Buenos Aires has a colonial neighborhood, San Telmo, with its cobblestone streets and houses over a century old. Some of the old homes have been recycled and transformed into restaurants, shops, bars, cafés, and, most recently, hostels where tourists from all over the world find lodging. San Telmo neighborhood does not sleep at night. Its streets are filled with songs coming from its bars and pubs, their music competing with the tango dancers and live shows.
+ San Telmo’s Principal Attractions | San Telmo neighborhood
The central axis of San Telmo is the Plaza Dorrego, officially a national historical site and the second oldest plaza of the city (Plaza de Mayo is the oldest). Over two hundred and fifty street vendors congregate here and in the well-known San Telmo Feria you can find all sorts of antiques: dolls, lamps, silverware, furniture, records, photos, instruments, crystal, collectibles and many other treasures.
On Sundays the streets are closed to traffic and you can explore the surrounding areas for interesting and eclectic objects.
The San Telmo Market mixes antique shops with fresh vegetable and meat stalls.
San Telmo is busy on weekdays also-its bars, restaurants and shops are open to the public.
– La Casa Mínima
The “Casa Mínima” located in the Pasaje San Lorenzo 280 (two blocks from Plaza Dorrego) is the narrowest house in the city of Buenos Aires.
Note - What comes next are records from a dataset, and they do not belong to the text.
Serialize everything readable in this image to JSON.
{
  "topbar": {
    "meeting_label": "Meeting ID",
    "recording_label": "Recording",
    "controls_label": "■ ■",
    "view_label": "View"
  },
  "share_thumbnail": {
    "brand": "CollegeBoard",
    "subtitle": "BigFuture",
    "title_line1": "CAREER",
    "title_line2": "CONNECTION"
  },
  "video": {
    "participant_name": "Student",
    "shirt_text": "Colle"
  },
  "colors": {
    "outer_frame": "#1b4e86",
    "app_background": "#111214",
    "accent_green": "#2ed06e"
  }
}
Believed to have been owned by a slave, the Casa Mínima is well worth a photo. Its façade measures only 2.2 meters and it is only 13 meters long.
– Mafalda’s House
The cartoonist Quino created a precocious little girl named Mafalda. His cartoons have been translated into more than twenty languages so Mafalda is known around the globe.
She supposedly lived at Chile 371 and a sculpture of Mafalda sitting on a park bench can be found at the corners of Chile and Defensa.
– The Museums of San Telmo
The Museum of Modern Art, on Avenida San Juan 350, is famous for its collections of Picasso, Matisse, Dalí and Miró. The Cinema Museum, on Defensa 1220, has a cineteca and a collection of posters, costumes, photos, and documents. The Puppet Museum offers puppet shows for children.
+ Recommendations | San Telmo neighborhood
– Keep your camera handy. You’ll use it a lot.
– Don’t buy the first antique that strikes your fancy. There are many stands and if you check them out you may well find a better price or the same object in a better condition.
– You can bargain with the seller (called “regateo” in Spanish).
– For security reasons, be careful of your pockets and your camera. Watch your wallet. Be prudent. Don’t be afraid, but be careful.
– During the week you can have a coffee in the open air, at one of the tables set out around Plaza Dorrego.
– Visit a typical Argentine restaurant and have a very “porteño” lunch or dinner.
– Get a map of San Telmo. Many shops offer them for free.
– Wear comfortable shoes because you’ll do a lot of walking.
+ Where to Stay in San Telmo
There is an option for every budget. If you prefer complete privacy, the best option is to rent an apartment. If you wish to be in contact with other tourists, share experiences and save money, your best option is to stay at a San Telmo hostel. Buenos Aires Hostels offers the most attractive hostels. Here is a complete list of lodgings in the San Telmo: Apartaments, Hostels and University Residence.
San Telmo is a must-see place, colorful, different and full of interesting people.